(App and web page records)
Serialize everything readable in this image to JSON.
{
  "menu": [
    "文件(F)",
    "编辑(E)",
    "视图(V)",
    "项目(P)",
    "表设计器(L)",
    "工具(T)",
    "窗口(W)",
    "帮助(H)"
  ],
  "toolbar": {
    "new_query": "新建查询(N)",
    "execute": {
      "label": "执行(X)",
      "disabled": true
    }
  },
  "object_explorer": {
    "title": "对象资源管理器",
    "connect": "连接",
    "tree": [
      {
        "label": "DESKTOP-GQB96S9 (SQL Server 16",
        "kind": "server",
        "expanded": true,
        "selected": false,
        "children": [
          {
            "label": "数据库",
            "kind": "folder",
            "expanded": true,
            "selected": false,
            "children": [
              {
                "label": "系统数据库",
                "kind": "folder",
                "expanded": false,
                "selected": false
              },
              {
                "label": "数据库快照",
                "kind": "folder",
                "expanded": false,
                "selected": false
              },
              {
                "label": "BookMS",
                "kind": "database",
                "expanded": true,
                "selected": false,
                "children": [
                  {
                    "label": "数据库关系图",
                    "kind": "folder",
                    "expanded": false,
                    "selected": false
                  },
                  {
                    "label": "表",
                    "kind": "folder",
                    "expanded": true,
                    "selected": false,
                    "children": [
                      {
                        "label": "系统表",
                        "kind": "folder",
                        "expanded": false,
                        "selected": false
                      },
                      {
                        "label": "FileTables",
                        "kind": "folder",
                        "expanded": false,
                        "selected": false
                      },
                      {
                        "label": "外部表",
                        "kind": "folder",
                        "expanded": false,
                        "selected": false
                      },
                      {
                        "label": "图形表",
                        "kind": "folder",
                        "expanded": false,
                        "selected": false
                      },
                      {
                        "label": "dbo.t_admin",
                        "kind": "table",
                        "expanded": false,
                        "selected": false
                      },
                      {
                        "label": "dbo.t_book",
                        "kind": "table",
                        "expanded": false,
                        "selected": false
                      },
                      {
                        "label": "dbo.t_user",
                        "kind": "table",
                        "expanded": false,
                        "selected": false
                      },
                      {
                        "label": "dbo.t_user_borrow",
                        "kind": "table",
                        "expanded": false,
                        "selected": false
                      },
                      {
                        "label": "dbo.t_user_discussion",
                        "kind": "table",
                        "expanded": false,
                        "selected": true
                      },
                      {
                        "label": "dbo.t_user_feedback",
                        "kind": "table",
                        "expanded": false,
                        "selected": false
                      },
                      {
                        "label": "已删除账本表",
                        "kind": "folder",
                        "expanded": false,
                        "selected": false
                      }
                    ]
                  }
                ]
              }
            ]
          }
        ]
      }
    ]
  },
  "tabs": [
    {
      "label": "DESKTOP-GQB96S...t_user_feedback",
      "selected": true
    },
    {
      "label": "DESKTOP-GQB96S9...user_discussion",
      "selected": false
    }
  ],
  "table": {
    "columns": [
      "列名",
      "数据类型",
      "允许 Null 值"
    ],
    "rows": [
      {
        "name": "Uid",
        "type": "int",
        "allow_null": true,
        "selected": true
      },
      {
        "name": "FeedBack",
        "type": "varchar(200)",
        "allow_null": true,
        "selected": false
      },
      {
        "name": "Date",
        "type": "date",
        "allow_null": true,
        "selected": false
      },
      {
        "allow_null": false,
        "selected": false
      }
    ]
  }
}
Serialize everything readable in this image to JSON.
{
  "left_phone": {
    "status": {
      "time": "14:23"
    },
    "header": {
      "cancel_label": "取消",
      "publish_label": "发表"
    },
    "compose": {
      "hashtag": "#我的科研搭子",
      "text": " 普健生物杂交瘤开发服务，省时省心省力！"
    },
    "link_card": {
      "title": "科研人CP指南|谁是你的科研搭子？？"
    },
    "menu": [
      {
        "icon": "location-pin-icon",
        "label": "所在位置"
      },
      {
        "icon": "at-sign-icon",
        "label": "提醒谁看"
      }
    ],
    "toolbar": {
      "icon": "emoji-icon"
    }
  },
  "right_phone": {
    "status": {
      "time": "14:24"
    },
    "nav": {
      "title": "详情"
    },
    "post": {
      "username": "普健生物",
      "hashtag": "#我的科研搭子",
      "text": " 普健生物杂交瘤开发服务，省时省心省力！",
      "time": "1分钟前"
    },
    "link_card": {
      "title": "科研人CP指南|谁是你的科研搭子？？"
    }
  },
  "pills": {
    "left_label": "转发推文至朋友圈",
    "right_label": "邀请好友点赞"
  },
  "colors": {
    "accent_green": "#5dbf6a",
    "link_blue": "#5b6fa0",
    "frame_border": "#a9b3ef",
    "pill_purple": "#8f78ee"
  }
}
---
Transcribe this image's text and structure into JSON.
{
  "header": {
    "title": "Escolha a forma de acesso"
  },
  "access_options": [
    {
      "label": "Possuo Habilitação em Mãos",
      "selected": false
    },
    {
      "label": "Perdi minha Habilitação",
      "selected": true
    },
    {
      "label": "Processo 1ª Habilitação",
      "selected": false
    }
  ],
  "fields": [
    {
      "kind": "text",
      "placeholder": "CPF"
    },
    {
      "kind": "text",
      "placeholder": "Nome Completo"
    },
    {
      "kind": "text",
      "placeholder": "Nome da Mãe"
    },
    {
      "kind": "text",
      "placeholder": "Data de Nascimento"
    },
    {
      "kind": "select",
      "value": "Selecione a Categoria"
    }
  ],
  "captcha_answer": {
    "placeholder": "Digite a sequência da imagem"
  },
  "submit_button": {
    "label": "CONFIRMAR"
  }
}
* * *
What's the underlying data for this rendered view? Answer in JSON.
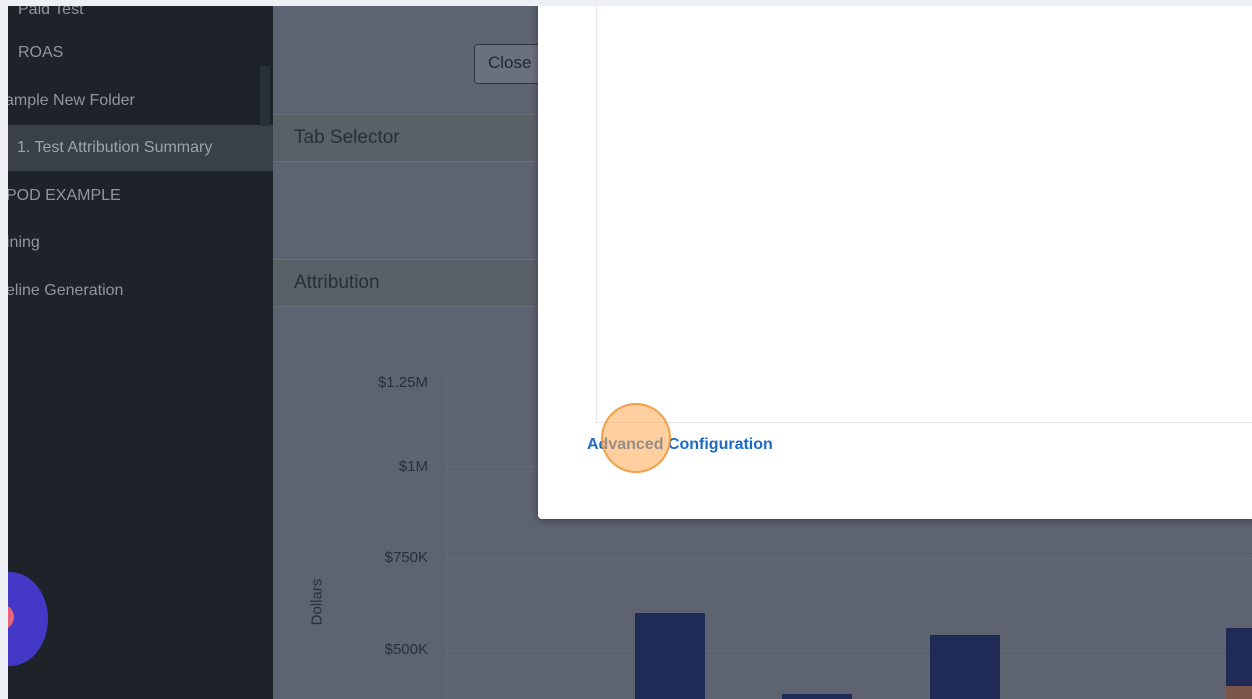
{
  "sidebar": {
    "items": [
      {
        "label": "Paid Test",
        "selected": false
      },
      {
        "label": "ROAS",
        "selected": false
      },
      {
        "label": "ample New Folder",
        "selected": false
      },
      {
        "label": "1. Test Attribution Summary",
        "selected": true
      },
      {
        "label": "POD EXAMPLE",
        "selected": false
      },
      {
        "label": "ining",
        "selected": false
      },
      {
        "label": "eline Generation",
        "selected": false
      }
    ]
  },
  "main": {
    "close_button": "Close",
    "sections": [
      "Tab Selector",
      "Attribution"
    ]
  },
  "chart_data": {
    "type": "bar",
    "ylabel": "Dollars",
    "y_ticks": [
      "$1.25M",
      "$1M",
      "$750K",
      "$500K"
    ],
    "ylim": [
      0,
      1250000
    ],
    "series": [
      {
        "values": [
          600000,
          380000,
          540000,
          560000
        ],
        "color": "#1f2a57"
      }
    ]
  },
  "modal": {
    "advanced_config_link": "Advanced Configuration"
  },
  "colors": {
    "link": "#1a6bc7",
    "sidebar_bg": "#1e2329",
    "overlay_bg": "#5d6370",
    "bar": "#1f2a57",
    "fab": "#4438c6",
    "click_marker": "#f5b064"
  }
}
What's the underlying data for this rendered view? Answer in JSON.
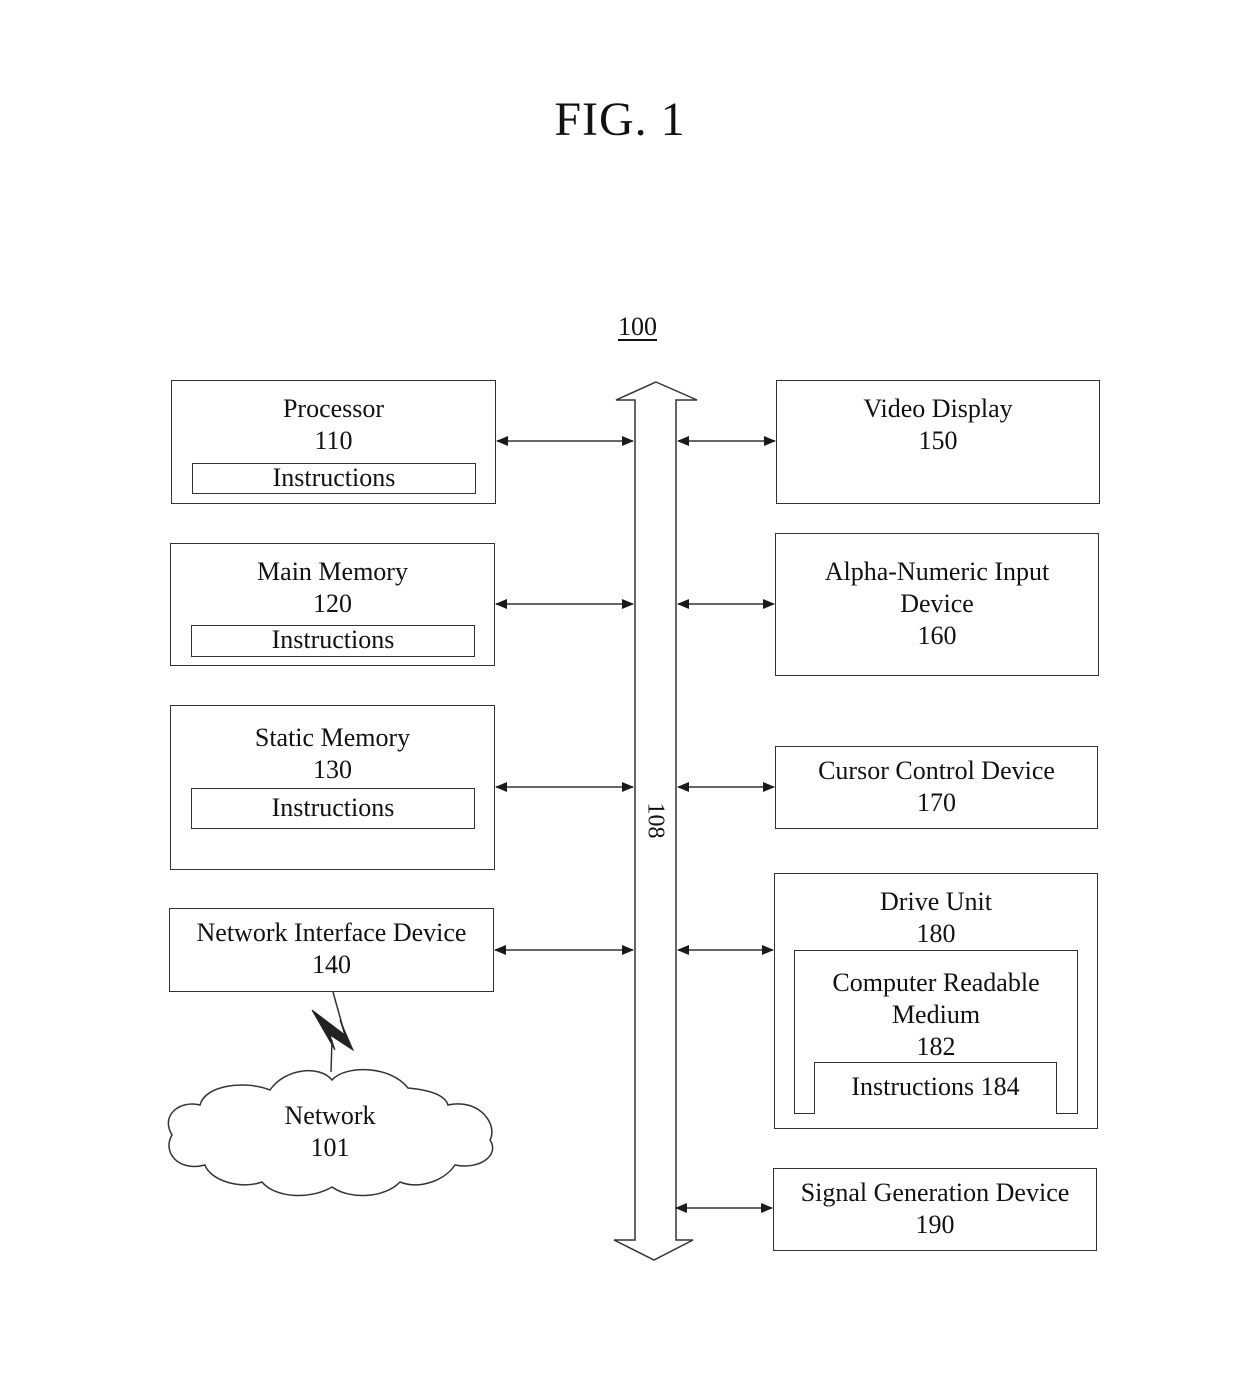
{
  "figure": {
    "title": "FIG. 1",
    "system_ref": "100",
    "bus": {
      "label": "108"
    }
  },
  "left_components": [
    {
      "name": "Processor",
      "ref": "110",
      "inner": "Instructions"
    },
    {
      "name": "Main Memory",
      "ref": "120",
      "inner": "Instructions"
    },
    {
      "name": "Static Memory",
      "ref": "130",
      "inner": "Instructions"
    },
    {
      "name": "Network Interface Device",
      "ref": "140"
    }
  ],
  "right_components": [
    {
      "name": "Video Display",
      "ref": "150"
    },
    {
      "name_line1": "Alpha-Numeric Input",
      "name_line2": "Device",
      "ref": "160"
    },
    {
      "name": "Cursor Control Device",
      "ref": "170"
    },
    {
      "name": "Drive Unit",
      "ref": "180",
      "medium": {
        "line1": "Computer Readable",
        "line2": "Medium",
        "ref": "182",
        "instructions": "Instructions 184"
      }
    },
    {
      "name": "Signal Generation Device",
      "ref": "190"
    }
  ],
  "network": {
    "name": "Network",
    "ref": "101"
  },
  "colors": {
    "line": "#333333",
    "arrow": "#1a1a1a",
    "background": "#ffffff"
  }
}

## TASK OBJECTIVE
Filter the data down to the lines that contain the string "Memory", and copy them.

## SOLUTION TO THE EXERCISE
      "name": "Main Memory",
      "name": "Static Memory",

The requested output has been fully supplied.